Jarome Luai's shoulder has survived its toughest test with the Penrith five-eighth getting through the Panthers' preliminary final win over the Storm unscathed.
Luai made a safe return for the Panthers in their 38-4 domination of the Storm, as they booked their spot in a fourth straight grand final next Sunday night.
Penrith's dominance allowed Luai to leave the field with 22 minutes to go on Friday, having shown no signs of last month's dislocation that threatened to end his season early.
The 26-year-old did not require ice nor any special attention on the joint after the game, in another good sign for the Panthers.
"He's very courageous. Not just physically, but just mentally with the way he's approached this whole injury," coach Ivan Cleary said.
"From the moment he came off that night against the Eels he was saying all the positive things and then the next day.
"Everyone was talking about this week, but for us it wasn't really in doubt.
"There's obviously some management of risk there.
"But he just went 100 per cent in everything and I think that certainly helped him to be able to play like he did tonight."
Luai's fitness boost topped a largely clean bill of health for the Panthers, whose only injured player remains Taylan May after he ruptured his ACL in February.
Penrith will enter the decider against either Brisbane or the Warriors in arguably better form than they have their last three grand finals, with Friday night's win the club's biggest ever in a final.
They were also able to beat the Warriors 32-6 in week one of the finals, having conceded just four tries in their past four hours of football.
Friday night's victory over the Storm makes Penrith only the fifth side to reach four straight grand finals since end-of-season deciders became mandatory in 1954.
It also has the Panthers poised to become the first team since Parramatta in 1981-83 to win three straight titles.
But Penrith have long tried to hammer into their players that every year is its own campaign, changing jerseys and off-field themes to try to create a fresh hunger in the group.
"It's so hard to make any grand final.

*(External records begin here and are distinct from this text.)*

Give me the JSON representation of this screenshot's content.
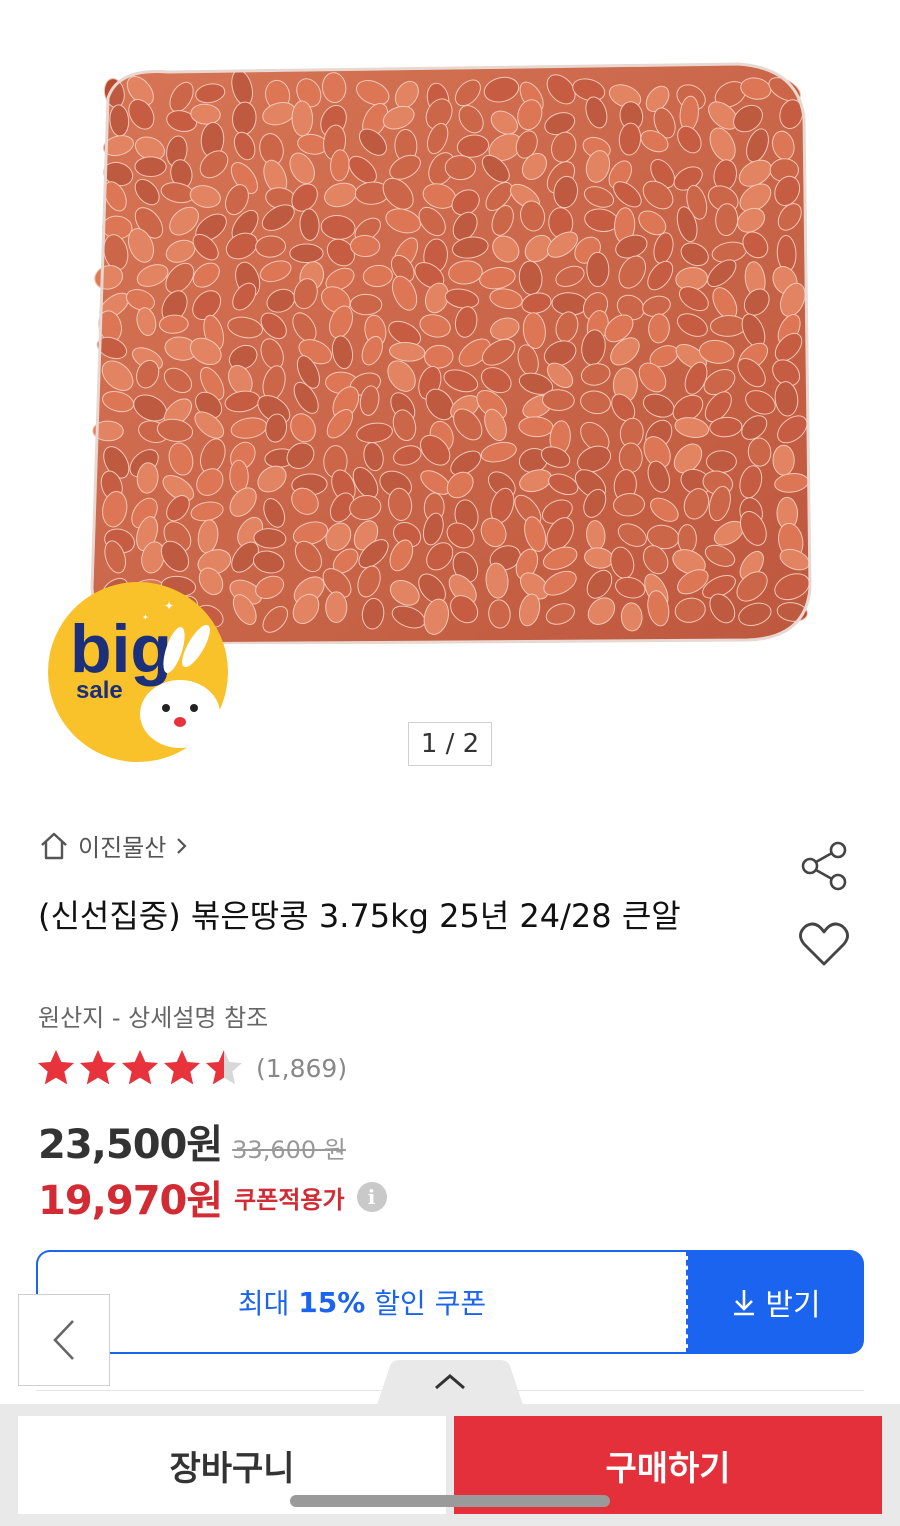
{
  "gallery": {
    "pager": "1 / 2",
    "badge": {
      "big": "big",
      "sale": "sale"
    }
  },
  "product": {
    "seller": "이진물산",
    "title": "(신선집중) 볶은땅콩 3.75kg 25년 24/28 큰알",
    "origin": "원산지 - 상세설명 참조",
    "rating": 4.5,
    "review_count": "(1,869)",
    "price": "23,500원",
    "original_price": "33,600 원",
    "coupon_price": "19,970원",
    "coupon_label": "쿠폰적용가",
    "info_icon": "i"
  },
  "coupon": {
    "prefix": "최대",
    "percent": "15%",
    "suffix": "할인 쿠폰",
    "download_label": "받기"
  },
  "bottom_bar": {
    "cart_label": "장바구니",
    "buy_label": "구매하기"
  },
  "colors": {
    "accent_blue": "#1a64f0",
    "sale_red": "#d22b34",
    "buy_red": "#e3303a",
    "star_red": "#e8323c"
  },
  "icons": [
    "home-icon",
    "chevron-right-icon",
    "share-icon",
    "heart-icon",
    "info-icon",
    "download-icon",
    "chevron-left-icon",
    "chevron-up-icon"
  ]
}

So I'm sort of trying to think along those lines at the moment rather than the rest," Cleary said.
"Because with the rest there's so many people who were involved, people that aren't even in our club anymore who had such important roles.

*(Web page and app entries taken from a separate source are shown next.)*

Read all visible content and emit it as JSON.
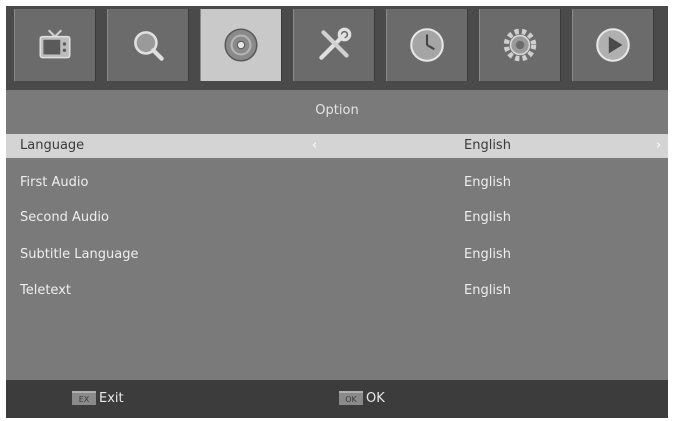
{
  "menu": {
    "tabs": [
      {
        "icon": "tv-icon"
      },
      {
        "icon": "search-icon"
      },
      {
        "icon": "disc-icon"
      },
      {
        "icon": "tools-icon"
      },
      {
        "icon": "clock-icon"
      },
      {
        "icon": "gear-icon"
      },
      {
        "icon": "play-icon"
      }
    ],
    "active_tab_index": 2
  },
  "panel": {
    "title": "Option",
    "rows": [
      {
        "label": "Language",
        "value": "English",
        "selected": true
      },
      {
        "label": "First Audio",
        "value": "English"
      },
      {
        "label": "Second Audio",
        "value": "English"
      },
      {
        "label": "Subtitle Language",
        "value": "English"
      },
      {
        "label": "Teletext",
        "value": "English"
      }
    ]
  },
  "footer": {
    "exit_key": "EX",
    "exit_label": "Exit",
    "ok_key": "OK",
    "ok_label": "OK"
  },
  "colors": {
    "background": "#7a7a7a",
    "topbar": "#4a4a4a",
    "selected_row": "#d4d4d4",
    "footer": "#3c3c3c"
  }
}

"But just for this group, and this year and just the season we've had, to be able to go out and deliver that sort of performance ... I'm just very proud of everyone at the club."